Your goal ▸ Print the records below exactly. Omit every picture.

Information ▸
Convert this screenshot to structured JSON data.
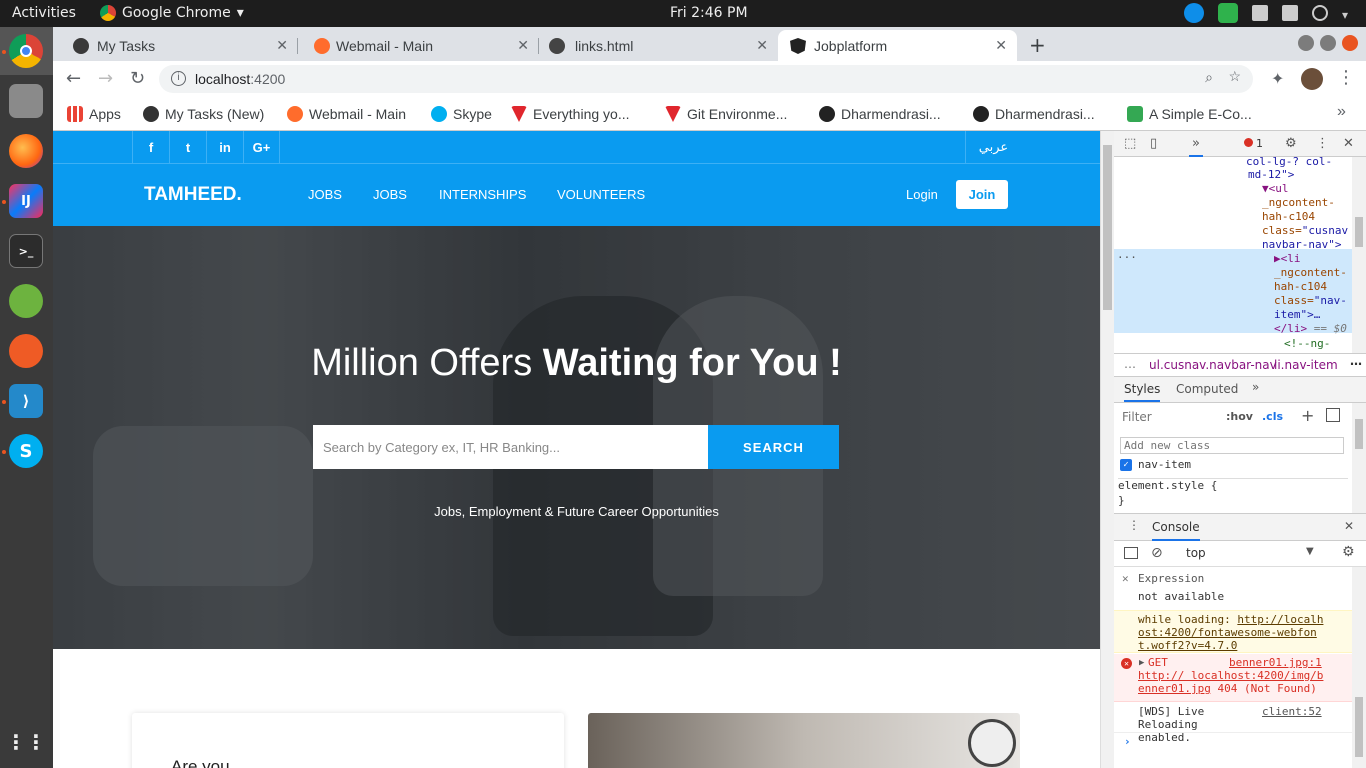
{
  "system": {
    "activities": "Activities",
    "app_name": "Google Chrome",
    "clock": "Fri  2:46 PM"
  },
  "tabs": [
    {
      "label": "My Tasks"
    },
    {
      "label": "Webmail - Main"
    },
    {
      "label": "links.html"
    },
    {
      "label": "Jobplatform"
    }
  ],
  "omnibox": {
    "host": "localhost",
    "port": ":4200"
  },
  "bookmarks": [
    {
      "label": "Apps"
    },
    {
      "label": "My Tasks (New)"
    },
    {
      "label": "Webmail - Main"
    },
    {
      "label": "Skype"
    },
    {
      "label": "Everything yo..."
    },
    {
      "label": "Git Environme..."
    },
    {
      "label": "Dharmendrasi..."
    },
    {
      "label": "Dharmendrasi..."
    },
    {
      "label": "A Simple E-Co..."
    }
  ],
  "site": {
    "social": [
      "f",
      "t",
      "in",
      "G+"
    ],
    "language": "عربي",
    "logo": "TAMHEED.",
    "nav": [
      "JOBS",
      "JOBS",
      "INTERNSHIPS",
      "VOLUNTEERS"
    ],
    "login": "Login",
    "join": "Join",
    "headline_light": "Million Offers ",
    "headline_bold": "Waiting for You !",
    "search_placeholder": "Search by Category ex, IT, HR Banking...",
    "search_button": "SEARCH",
    "tagline": "Jobs, Employment & Future Career Opportunities",
    "card_text": "Are you"
  },
  "devtools": {
    "error_count": "1",
    "elements": {
      "line1": "col-lg-? col-",
      "line2": "md-12\">",
      "ul_tag": "▼<ul",
      "ng1": "_ngcontent-",
      "ng2": "hah-c104",
      "class_attr": "class=",
      "class_val1": "\"cusnav",
      "class_val2": "navbar-nav\">",
      "li_tag": "▶<li",
      "li_ng1": "_ngcontent-",
      "li_ng2": "hah-c104",
      "li_class": "class=",
      "li_class_val1": "\"nav-",
      "li_class_val2": "item\">…",
      "li_close": "</li>",
      "li_eq": " == $0",
      "comment": "<!--ng-"
    },
    "breadcrumb": [
      "ul.cusnav.navbar-nav",
      "li.nav-item"
    ],
    "style_tabs": [
      "Styles",
      "Computed"
    ],
    "filter_placeholder": "Filter",
    "hov": ":hov",
    "cls": ".cls",
    "add_class_placeholder": "Add new class",
    "class_checkbox": "nav-item",
    "element_style": "element.style {",
    "element_style_close": "}",
    "console_tab": "Console",
    "context": "top",
    "expression_label": "Expression",
    "expression_value": "not available",
    "warn_text": "while loading: ",
    "warn_link": "http://localhost:4200/fontawesome-webfont.woff2?v=4.7.0",
    "err_method": "GET ",
    "err_link": "http:// localhost:4200/img/benner01.jpg",
    "err_source": "benner01.jpg:1",
    "err_status": " 404 (Not Found)",
    "info_text": "[WDS] Live Reloading enabled.",
    "info_source": "client:52"
  }
}
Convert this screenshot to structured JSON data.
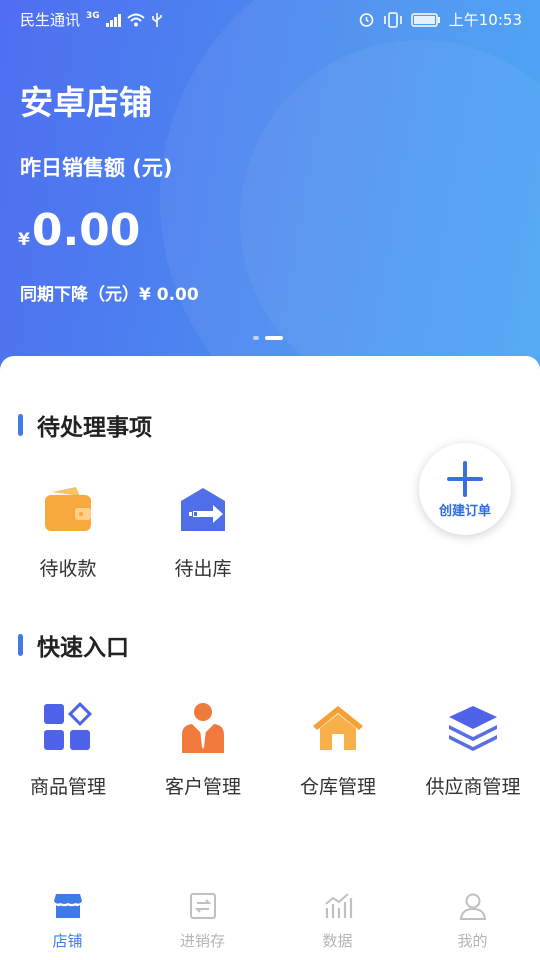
{
  "status_bar": {
    "carrier": "民生通讯",
    "network": "3G",
    "time": "上午10:53"
  },
  "header": {
    "store_name": "安卓店铺",
    "sales_label": "昨日销售额 (元)",
    "currency": "¥",
    "amount": "0.00",
    "compare_label": "同期下降（元）¥ 0.00",
    "carousel_pages": 2,
    "carousel_active": 2
  },
  "pending": {
    "title": "待处理事项",
    "items": [
      {
        "label": "待收款",
        "icon": "wallet-icon"
      },
      {
        "label": "待出库",
        "icon": "outbound-icon"
      }
    ]
  },
  "create_order": {
    "label": "创建订单",
    "icon": "plus-icon"
  },
  "quick": {
    "title": "快速入口",
    "items": [
      {
        "label": "商品管理",
        "icon": "apps-grid-icon"
      },
      {
        "label": "客户管理",
        "icon": "customer-icon"
      },
      {
        "label": "仓库管理",
        "icon": "warehouse-icon"
      },
      {
        "label": "供应商管理",
        "icon": "layers-icon"
      }
    ]
  },
  "tabbar": {
    "tabs": [
      {
        "label": "店铺",
        "icon": "store-icon",
        "active": true
      },
      {
        "label": "进销存",
        "icon": "inventory-icon",
        "active": false
      },
      {
        "label": "数据",
        "icon": "chart-icon",
        "active": false
      },
      {
        "label": "我的",
        "icon": "user-icon",
        "active": false
      }
    ]
  },
  "colors": {
    "accent": "#3f7be8",
    "header_start": "#4f6ef0",
    "header_end": "#43a3f5",
    "inactive_tab": "#b5b5b5"
  }
}
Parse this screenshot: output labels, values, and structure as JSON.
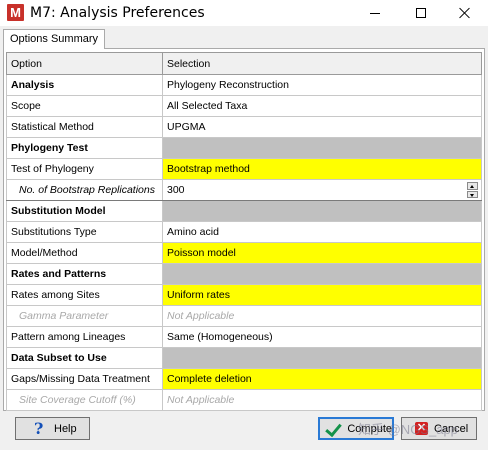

Your response ▸
Convert this screenshot to structured JSON data.
{
  "system": {
    "activities": "Activities",
    "app_name": "Google Chrome",
    "clock": "Fri  2:46 PM"
  },
  "tabs": [
    {
      "label": "My Tasks"
    },
    {
      "label": "Webmail - Main"
    },
    {
      "label": "links.html"
    },
    {
      "label": "Jobplatform"
    }
  ],
  "omnibox": {
    "host": "localhost",
    "port": ":4200"
  },
  "bookmarks": [
    {
      "label": "Apps"
    },
    {
      "label": "My Tasks (New)"
    },
    {
      "label": "Webmail - Main"
    },
    {
      "label": "Skype"
    },
    {
      "label": "Everything yo..."
    },
    {
      "label": "Git Environme..."
    },
    {
      "label": "Dharmendrasi..."
    },
    {
      "label": "Dharmendrasi..."
    },
    {
      "label": "A Simple E-Co..."
    }
  ],
  "site": {
    "social": [
      "f",
      "t",
      "in",
      "G+"
    ],
    "language": "عربي",
    "logo": "TAMHEED.",
    "nav": [
      "JOBS",
      "JOBS",
      "INTERNSHIPS",
      "VOLUNTEERS"
    ],
    "login": "Login",
    "join": "Join",
    "headline_light": "Million Offers ",
    "headline_bold": "Waiting for You !",
    "search_placeholder": "Search by Category ex, IT, HR Banking...",
    "search_button": "SEARCH",
    "tagline": "Jobs, Employment & Future Career Opportunities",
    "card_text": "Are you"
  },
  "devtools": {
    "error_count": "1",
    "elements": {
      "line1": "col-lg-? col-",
      "line2": "md-12\">",
      "ul_tag": "▼<ul",
      "ng1": "_ngcontent-",
      "ng2": "hah-c104",
      "class_attr": "class=",
      "class_val1": "\"cusnav",
      "class_val2": "navbar-nav\">",
      "li_tag": "▶<li",
      "li_ng1": "_ngcontent-",
      "li_ng2": "hah-c104",
      "li_class": "class=",
      "li_class_val1": "\"nav-",
      "li_class_val2": "item\">…",
      "li_close": "</li>",
      "li_eq": " == $0",
      "comment": "<!--ng-"
    },
    "breadcrumb": [
      "ul.cusnav.navbar-nav",
      "li.nav-item"
    ],
    "style_tabs": [
      "Styles",
      "Computed"
    ],
    "filter_placeholder": "Filter",
    "hov": ":hov",
    "cls": ".cls",
    "add_class_placeholder": "Add new class",
    "class_checkbox": "nav-item",
    "element_style": "element.style {",
    "element_style_close": "}",
    "console_tab": "Console",
    "context": "top",
    "expression_label": "Expression",
    "expression_value": "not available",
    "warn_text": "while loading: ",
    "warn_link": "http://localhost:4200/fontawesome-webfont.woff2?v=4.7.0",
    "err_method": "GET ",
    "err_link": "http:// localhost:4200/img/benner01.jpg",
    "err_source": "benner01.jpg:1",
    "err_status": " 404 (Not Found)",
    "info_text": "[WDS] Live Reloading enabled.",
    "info_source": "client:52"
  }
}
Convert this screenshot to structured JSON data.
{
  "status_bar": {
    "carrier": "民生通讯",
    "network": "3G",
    "time": "上午10:53"
  },
  "header": {
    "store_name": "安卓店铺",
    "sales_label": "昨日销售额 (元)",
    "currency": "¥",
    "amount": "0.00",
    "compare_label": "同期下降（元）¥ 0.00",
    "carousel_pages": 2,
    "carousel_active": 2
  },
  "pending": {
    "title": "待处理事项",
    "items": [
      {
        "label": "待收款",
        "icon": "wallet-icon"
      },
      {
        "label": "待出库",
        "icon": "outbound-icon"
      }
    ]
  },
  "create_order": {
    "label": "创建订单",
    "icon": "plus-icon"
  },
  "quick": {
    "title": "快速入口",
    "items": [
      {
        "label": "商品管理",
        "icon": "apps-grid-icon"
      },
      {
        "label": "客户管理",
        "icon": "customer-icon"
      },
      {
        "label": "仓库管理",
        "icon": "warehouse-icon"
      },
      {
        "label": "供应商管理",
        "icon": "layers-icon"
      }
    ]
  },
  "tabbar": {
    "tabs": [
      {
        "label": "店铺",
        "icon": "store-icon",
        "active": true
      },
      {
        "label": "进销存",
        "icon": "inventory-icon",
        "active": false
      },
      {
        "label": "数据",
        "icon": "chart-icon",
        "active": false
      },
      {
        "label": "我的",
        "icon": "user-icon",
        "active": false
      }
    ]
  },
  "colors": {
    "accent": "#3f7be8",
    "header_start": "#4f6ef0",
    "header_end": "#43a3f5",
    "inactive_tab": "#b5b5b5"
  }
}
Parse this screenshot: output labels, values, and structure as JSON.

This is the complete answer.